My name is Joshua im, 23yrs old, and soon to be a Dr. of Entomology in the, oh so near future. I have a variety of interests, but for the procrastinating purposes of Tumblr I post for the humor in life that tie in with my key interests.
Reblogged from archiemcphee  210 notes


New York-based food artist Jessica Siskin has an awesome motto:

"because everything tastes better when it’s made of rice krisp treat. except pizza.”

Siskin seems to have mastered the art of recreating just about any food or food package in the form of a yummy Rice Krispies Treat sculpture. She also recreates plenty of otherwise inedible objects as well, which means we can finally enjoy satisfying bites of turntable and boom box.

To check out many more of Jessica Siskin’s mouthwatering Rice Krispies Treat creations and keep up with her latest work, follow her on Instagram at mister_krisp.

[via Make:Craft and BuzzFeed]

Reblogged from archiemcphee  108 notes


We hope you’re hungry. Today the Archie McPhee Library is cooking with The Bug Chef, David George Gordon, author of The Eat-a-Bug Cookbook [Buy on Amazon]. Last year The Bug Chef paid a visit to the Archie McPhee store where he demonstrated some of his recipes for cooking insects such as crickets, grasshoppers, ants, water bugs, spiders and centipedes. Yum!

Brave Seattleites were invited to take a taste-test and experience the flavors and textures of Chef Gordon’s creepy-crawly cuisine.

Grasshopper Kabobs were served along with “Niblets & Cricklets” (what Chef Gordon calls cups of crickets and corn), Sonoran Desert scorpions in Scorpion Scaloppini, and Deep Fried Tarantulas. The Bug Chef says that fried tarantula is one of his tastiest dishes. You just have to remember to singe off all their little hairs before battering and frying them.

Click here to watch a brief video of the event. The reactions on the faces of our customers as they eat the bug dishes are priceless.

Click here to order your own copy of The Eat-a-Bug Cook. Even if you aren’t up for eating a plateful of creepy-crawlies, it makes a great conversation piece and a fun present for foodie friends.

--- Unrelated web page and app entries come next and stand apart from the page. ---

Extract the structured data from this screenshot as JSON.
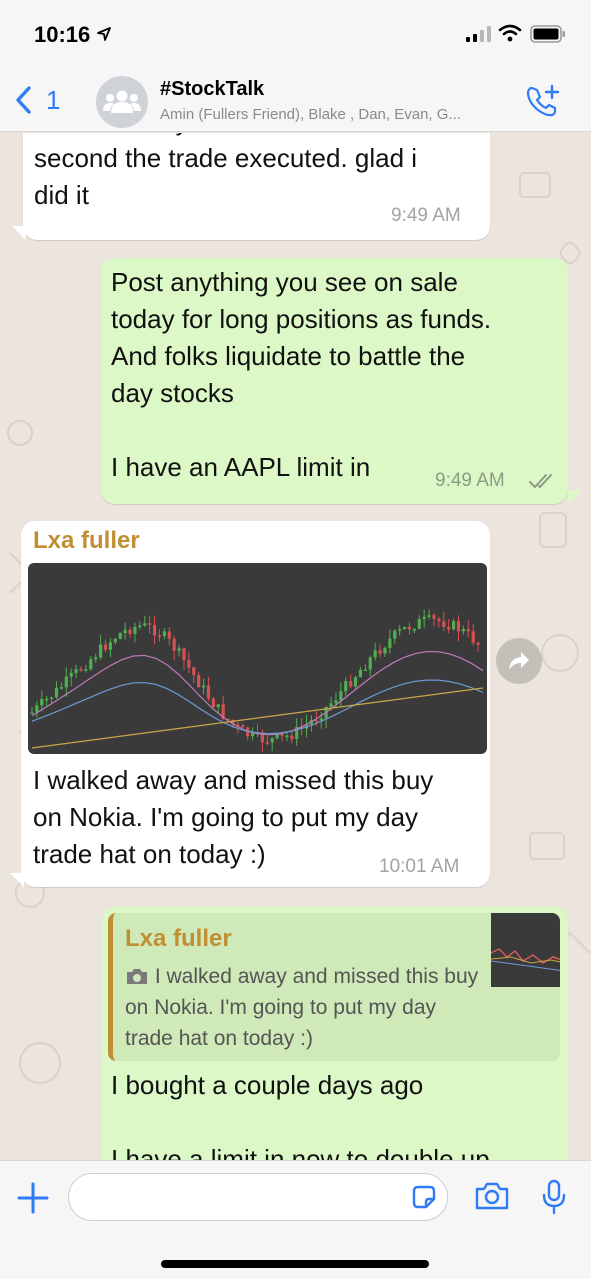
{
  "status_bar": {
    "time": "10:16"
  },
  "header": {
    "back_count": "1",
    "title": "#StockTalk",
    "members": "Amin (Fullers Friend), Blake , Dan, Evan, G..."
  },
  "messages": [
    {
      "direction": "in",
      "text": "had such buyers remorse the\nsecond the trade executed. glad i\ndid it",
      "time": "9:49 AM"
    },
    {
      "direction": "out",
      "text": "Post anything you see on sale\ntoday for long positions as funds.\nAnd folks liquidate to battle the\nday stocks\n\nI have an AAPL limit in",
      "time": "9:49 AM",
      "status": "read"
    },
    {
      "direction": "in",
      "sender": "Lxa fuller",
      "has_image": true,
      "text": "I walked away and missed this buy\non Nokia. I'm going to put my day\ntrade hat on today :)",
      "time": "10:01 AM"
    },
    {
      "direction": "out",
      "quote": {
        "sender": "Lxa fuller",
        "text": "I walked away and missed this buy on Nokia. I'm going to put my day trade hat on today :)"
      },
      "text": "I bought a couple days ago\n\nI have a limit in now to double up"
    }
  ],
  "input": {
    "placeholder": ""
  },
  "colors": {
    "accent": "#2f7cf6",
    "sender": "#c18f33",
    "out_bubble": "#dcf8c6",
    "in_bubble": "#ffffff",
    "wallpaper": "#ece5dd"
  },
  "icons": [
    "location-arrow-icon",
    "signal-icon",
    "wifi-icon",
    "battery-icon",
    "back-chevron-icon",
    "group-avatar-icon",
    "add-call-icon",
    "forward-icon",
    "read-ticks-icon",
    "camera-small-icon",
    "plus-icon",
    "sticker-icon",
    "camera-icon",
    "mic-icon"
  ]
}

Reblogged from nanodash  390 notes



These, are Pallasites.

Pallasites are stony-iron meteorites that contain gem quality olivine embedded within.

Pallasites formed when our solar system did. Back then there were even more planety type things wooshing about. Some of them were massive enough, and composed of enough radioactive materials to have a mantle and core and a crust, like Earth.

Pallasites are thought to have formed at the boundary between the mantle and core of these things, like something floating in the layer between oil and water. Then when two proto-planets crashed together, it freed the pallasites and sent them on their way.

They’re pretty rare, only 61 have been found, but damn are they pretty

In case you missed it